WORK ORDER - Scan the records below, and wherever a line has the word "Download", pull it out.

Records contained in a dataset -
################

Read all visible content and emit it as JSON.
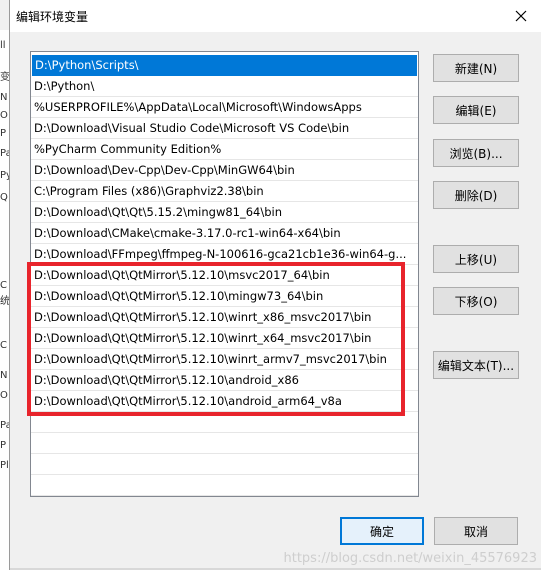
{
  "window": {
    "title": "编辑环境变量"
  },
  "background_fragments": [
    "ll",
    "变",
    "N",
    "O",
    "P",
    "Pa",
    "Py",
    "Q",
    "C",
    "统",
    "C",
    "N",
    "O",
    "Pa",
    "P",
    "Pl"
  ],
  "paths": [
    "D:\\Python\\Scripts\\",
    "D:\\Python\\",
    "%USERPROFILE%\\AppData\\Local\\Microsoft\\WindowsApps",
    "D:\\Download\\Visual Studio Code\\Microsoft VS Code\\bin",
    "%PyCharm Community Edition%",
    "D:\\Download\\Dev-Cpp\\Dev-Cpp\\MinGW64\\bin",
    "C:\\Program Files (x86)\\Graphviz2.38\\bin",
    "D:\\Download\\Qt\\Qt\\5.15.2\\mingw81_64\\bin",
    "D:\\Download\\CMake\\cmake-3.17.0-rc1-win64-x64\\bin",
    "D:\\Download\\FFmpeg\\ffmpeg-N-100616-gca21cb1e36-win64-g...",
    "D:\\Download\\Qt\\QtMirror\\5.12.10\\msvc2017_64\\bin",
    "D:\\Download\\Qt\\QtMirror\\5.12.10\\mingw73_64\\bin",
    "D:\\Download\\Qt\\QtMirror\\5.12.10\\winrt_x86_msvc2017\\bin",
    "D:\\Download\\Qt\\QtMirror\\5.12.10\\winrt_x64_msvc2017\\bin",
    "D:\\Download\\Qt\\QtMirror\\5.12.10\\winrt_armv7_msvc2017\\bin",
    "D:\\Download\\Qt\\QtMirror\\5.12.10\\android_x86",
    "D:\\Download\\Qt\\QtMirror\\5.12.10\\android_arm64_v8a",
    "",
    "",
    "",
    ""
  ],
  "selected_index": 0,
  "buttons": {
    "new": "新建(N)",
    "edit": "编辑(E)",
    "browse": "浏览(B)...",
    "delete": "删除(D)",
    "move_up": "上移(U)",
    "move_down": "下移(O)",
    "edit_text": "编辑文本(T)...",
    "ok": "确定",
    "cancel": "取消"
  },
  "watermark": "https://blog.csdn.net/weixin_45576923",
  "colors": {
    "selection": "#0078d7",
    "highlight_box": "#e8242c"
  }
}
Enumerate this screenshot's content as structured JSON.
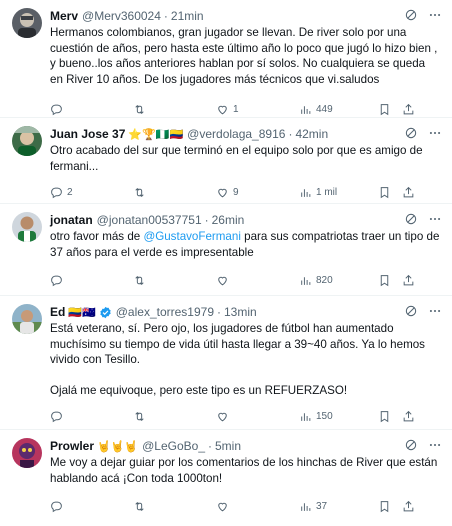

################

RESPONSE -
    "D:\\Download\\Visual Studio Code\\Microsoft VS Code\\bin",
    "D:\\Download\\Dev-Cpp\\Dev-Cpp\\MinGW64\\bin",
    "D:\\Download\\Qt\\Qt\\5.15.2\\mingw81_64\\bin",
    "D:\\Download\\CMake\\cmake-3.17.0-rc1-win64-x64\\bin",
    "D:\\Download\\FFmpeg\\ffmpeg-N-100616-gca21cb1e36-win64-g...",
    "D:\\Download\\Qt\\QtMirror\\5.12.10\\msvc2017_64\\bin",
    "D:\\Download\\Qt\\QtMirror\\5.12.10\\mingw73_64\\bin",
    "D:\\Download\\Qt\\QtMirror\\5.12.10\\winrt_x86_msvc2017\\bin",
    "D:\\Download\\Qt\\QtMirror\\5.12.10\\winrt_x64_msvc2017\\bin",
    "D:\\Download\\Qt\\QtMirror\\5.12.10\\winrt_armv7_msvc2017\\bin",
    "D:\\Download\\Qt\\QtMirror\\5.12.10\\android_x86",
    "D:\\Download\\Qt\\QtMirror\\5.12.10\\android_arm64_v8a",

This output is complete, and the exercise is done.